roborate the pictures of slavery drawn by Mrs. Stowe. Her descriptions are no more fictitious, than the narratives written by Friend Hopper. She has taken living characters and facts of every-day occurrence, and combined them in a connected story, radiant with the light of genius, and warm with the glow of feeling. But is a landscape any the less real, because there is sunshine on it, to bring out every tint, and make every dew-drop sparkle? Who that reads the account here given of Daniel Benson, and William Anderson, can doubt that slaves are capable of as high moral excellence, as has ever been ascribed to them in any work of fiction? Who that reads Zeke, and the Quick Witted Slave, can pronounce them a stupid race, unfit for freedom? Who that reads the adventures of the Slave Mother, and of poor Manuel, a perpetual mourner for his enslaved children, can say that the bonds of nature are less strong with them, than with their more fortunate white brethren? Who can question
Lydia Maria Child, Isaac T. Hopper: a true life, Contents. (search)
Ridgeway, 38. William Savery, 38. His early Religious Experience, 43. Letter from Joseph Whitall, 44. He marries Sarah Tatum, 46. His interest in Colored People, 47. Charles Webster, 48. Ben Jackson, 51. Thomas Cooper, 55. A Child Kidnapped, 66. Wagelma, 70. James Poovey, 73. Romaine, 77. David Lea, 80. The Slave Hunter, 80. William Bachelor, 83. Levin Smith, 88. Etienne Lamaire, 91. Samuel Johnson, 96. Pierce Butler's Ben, 98. Daniel Benson, 104. The Quick-Witted Slave, 108. James Davis, 112. Mary Holliday, 116. Thomas Harrison, 122. James Lawler, 123. William Anderson, 126. Sarah Roach, 129. Zeke, 133. Poor Amy, 137. Manuel, 139. Slaveholders mollified, 145. The United States Bond, 149. The tender mercies of a Slaveholder, 157. The Foreign Slave, 160. The New-Jersey Slave, 164. A Slave Hunter Defeated, 168. Mary Morris, 173. The Slave Mother, 176. Colonel Ridgeley's
Lydia Maria Child, Isaac T. Hopper: a true life, Daniel Benson. (search)
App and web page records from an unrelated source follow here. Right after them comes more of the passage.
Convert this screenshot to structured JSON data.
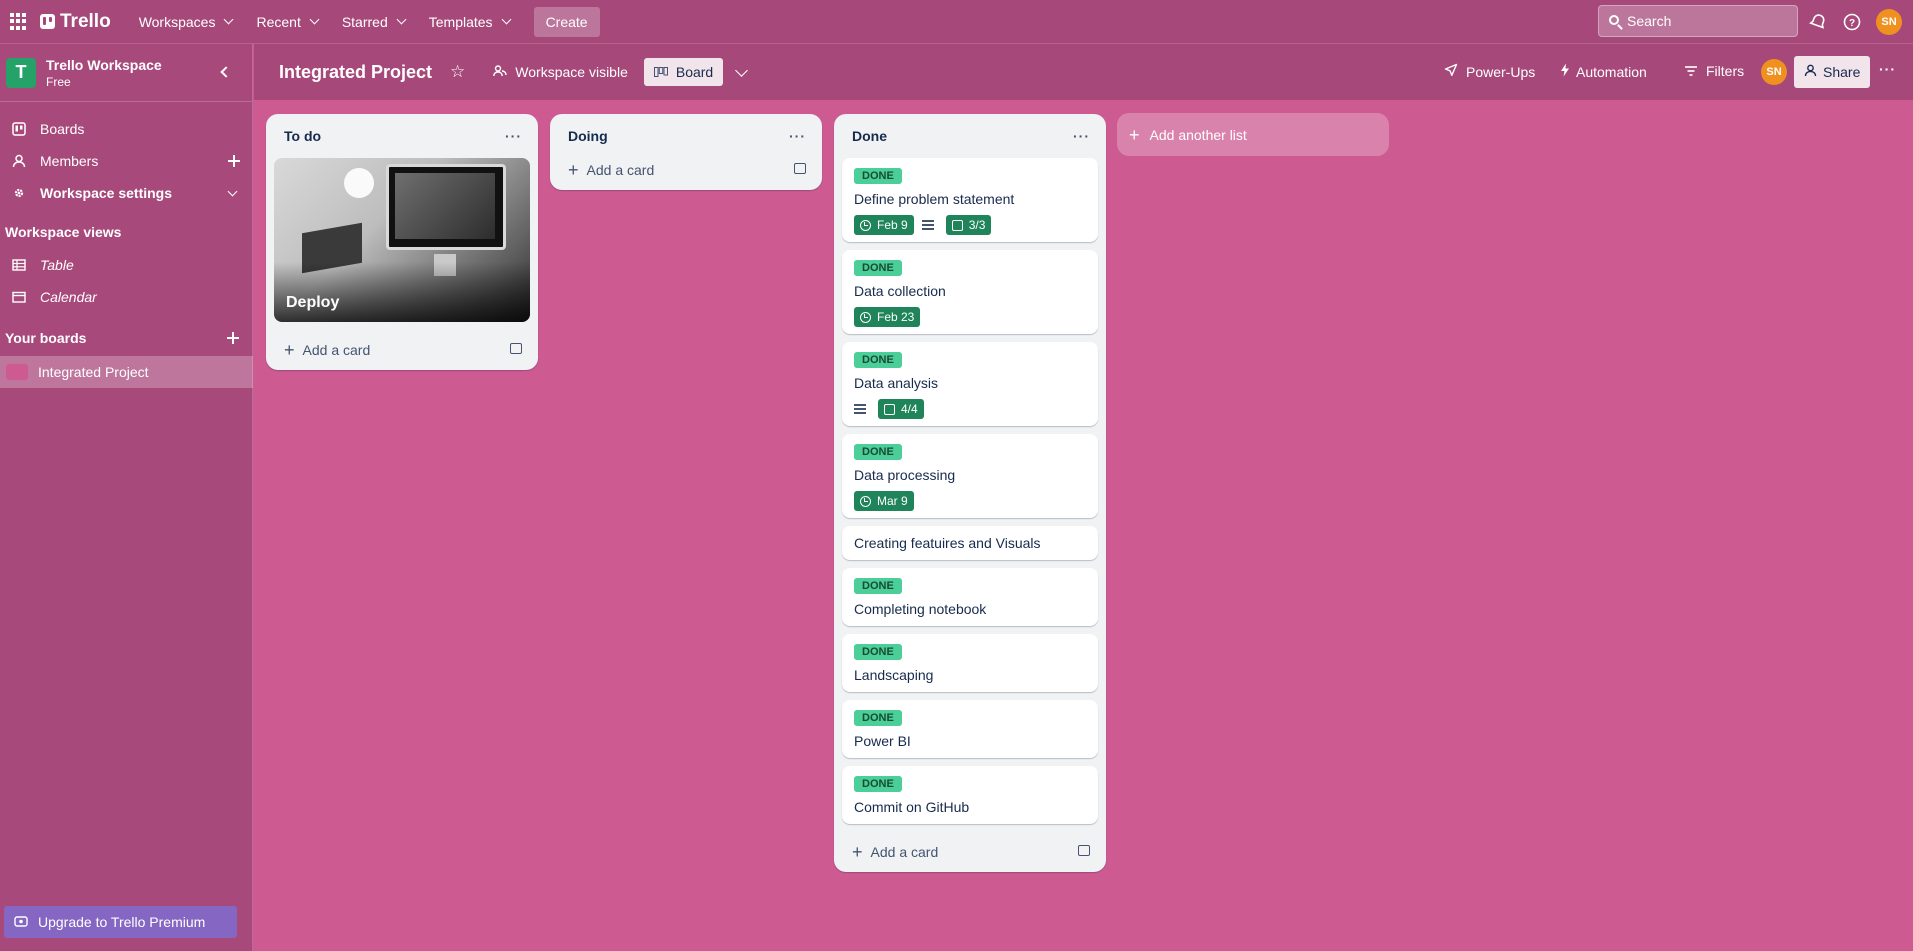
{
  "topnav": {
    "logo": "Trello",
    "menus": [
      "Workspaces",
      "Recent",
      "Starred",
      "Templates"
    ],
    "create": "Create",
    "search_placeholder": "Search",
    "avatar": "SN"
  },
  "sidebar": {
    "workspace_logo": "T",
    "workspace_name": "Trello Workspace",
    "workspace_plan": "Free",
    "items": [
      {
        "label": "Boards",
        "icon": "trello-board-icon"
      },
      {
        "label": "Members",
        "icon": "person-icon"
      },
      {
        "label": "Workspace settings",
        "icon": "gear-icon"
      }
    ],
    "views_heading": "Workspace views",
    "views": [
      {
        "label": "Table",
        "icon": "table-icon"
      },
      {
        "label": "Calendar",
        "icon": "calendar-icon"
      }
    ],
    "your_boards_heading": "Your boards",
    "boards": [
      {
        "label": "Integrated Project",
        "color": "#cd5a91"
      }
    ],
    "upgrade": "Upgrade to Trello Premium"
  },
  "board": {
    "title": "Integrated Project",
    "visibility": "Workspace visible",
    "view": "Board",
    "powerups": "Power-Ups",
    "automation": "Automation",
    "filters": "Filters",
    "avatar": "SN",
    "share": "Share",
    "background_color": "#cd5a91"
  },
  "lists": [
    {
      "title": "To do",
      "cover_card": {
        "title": "Deploy"
      },
      "add_card": "Add a card"
    },
    {
      "title": "Doing",
      "add_card": "Add a card"
    },
    {
      "title": "Done",
      "add_card": "Add a card",
      "cards": [
        {
          "label": "DONE",
          "title": "Define problem statement",
          "due": "Feb 9",
          "has_description": true,
          "checklist": "3/3"
        },
        {
          "label": "DONE",
          "title": "Data collection",
          "due": "Feb 23"
        },
        {
          "label": "DONE",
          "title": "Data analysis",
          "has_description": true,
          "checklist": "4/4"
        },
        {
          "label": "DONE",
          "title": "Data processing",
          "due": "Mar 9"
        },
        {
          "title": "Creating featuires and Visuals"
        },
        {
          "label": "DONE",
          "title": "Completing notebook"
        },
        {
          "label": "DONE",
          "title": "Landscaping"
        },
        {
          "label": "DONE",
          "title": "Power BI"
        },
        {
          "label": "DONE",
          "title": "Commit on GitHub"
        }
      ]
    }
  ],
  "add_list": "Add another list"
}
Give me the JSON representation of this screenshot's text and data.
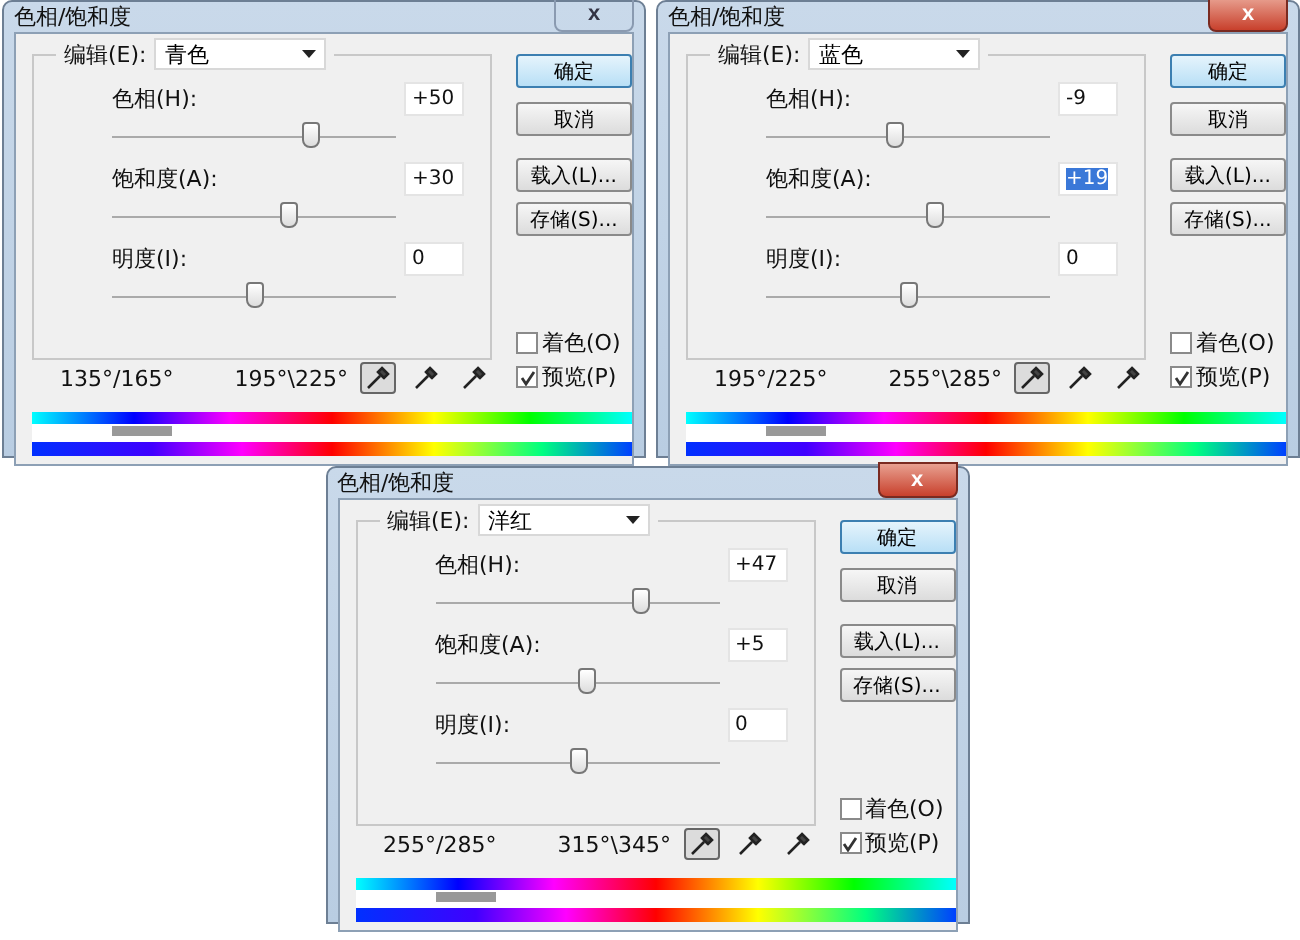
{
  "dialogs": [
    {
      "title": "色相/饱和度",
      "close_active": false,
      "edit_label": "编辑(E):",
      "edit_value": "青色",
      "close": "x",
      "sliders": [
        {
          "label": "色相(H):",
          "value": "+50",
          "selected": false,
          "level": 0.7
        },
        {
          "label": "饱和度(A):",
          "value": "+30",
          "selected": false,
          "level": 0.62
        },
        {
          "label": "明度(I):",
          "value": "0",
          "selected": false,
          "level": 0.5
        }
      ],
      "buttons": [
        "确定",
        "取消",
        "载入(L)...",
        "存储(S)..."
      ],
      "range_left": "135°/165°",
      "range_right": "195°\\225°",
      "tools": [
        {
          "selected": true
        },
        {
          "selected": false
        },
        {
          "selected": false
        }
      ],
      "checkboxes": [
        {
          "label": "着色(O)",
          "checked": false
        },
        {
          "label": "预览(P)",
          "checked": true
        }
      ]
    },
    {
      "title": "色相/饱和度",
      "close_active": true,
      "edit_label": "编辑(E):",
      "edit_value": "蓝色",
      "close": "x",
      "sliders": [
        {
          "label": "色相(H):",
          "value": "-9",
          "selected": false,
          "level": 0.45
        },
        {
          "label": "饱和度(A):",
          "value": "+19",
          "selected": true,
          "level": 0.59
        },
        {
          "label": "明度(I):",
          "value": "0",
          "selected": false,
          "level": 0.5
        }
      ],
      "buttons": [
        "确定",
        "取消",
        "载入(L)...",
        "存储(S)..."
      ],
      "range_left": "195°/225°",
      "range_right": "255°\\285°",
      "tools": [
        {
          "selected": true
        },
        {
          "selected": false
        },
        {
          "selected": false
        }
      ],
      "checkboxes": [
        {
          "label": "着色(O)",
          "checked": false
        },
        {
          "label": "预览(P)",
          "checked": true
        }
      ]
    },
    {
      "title": "色相/饱和度",
      "close_active": true,
      "edit_label": "编辑(E):",
      "edit_value": "洋红",
      "close": "x",
      "sliders": [
        {
          "label": "色相(H):",
          "value": "+47",
          "selected": false,
          "level": 0.72
        },
        {
          "label": "饱和度(A):",
          "value": "+5",
          "selected": false,
          "level": 0.53
        },
        {
          "label": "明度(I):",
          "value": "0",
          "selected": false,
          "level": 0.5
        }
      ],
      "buttons": [
        "确定",
        "取消",
        "载入(L)...",
        "存储(S)..."
      ],
      "range_left": "255°/285°",
      "range_right": "315°\\345°",
      "tools": [
        {
          "selected": true
        },
        {
          "selected": false
        },
        {
          "selected": false
        }
      ],
      "checkboxes": [
        {
          "label": "着色(O)",
          "checked": false
        },
        {
          "label": "预览(P)",
          "checked": true
        }
      ]
    }
  ]
}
Daniel Benson. Daniel and his mother were slaves to Perry Boots, of Delaware. His master was in the habit of letting him out to neighboring farmers and receiving the wages himself. Daniel had married a free woman, and they had several children, mostly supported by her industry. His mother was old and helpless; and the master, finding it rather burdensome to support her, told Daniel that if he would take charge of her, and pay him forty dollars a year, he might go where he pleased. Then Daniel remarked, I know master Perry loves a little brandy; but I did not like to get brandy; so I bought a quart of Mr. Morris' best wine, and thought perhaps that would do instead. I never drink anything but water myself. Soon after Daniel Benson became a free man, he gave up sawing wood, and opened a shop for the sale of second-hand clothing. He was successful in business, brought up his family very reputably, and supported his mother comfortably to the end of her days. For many ye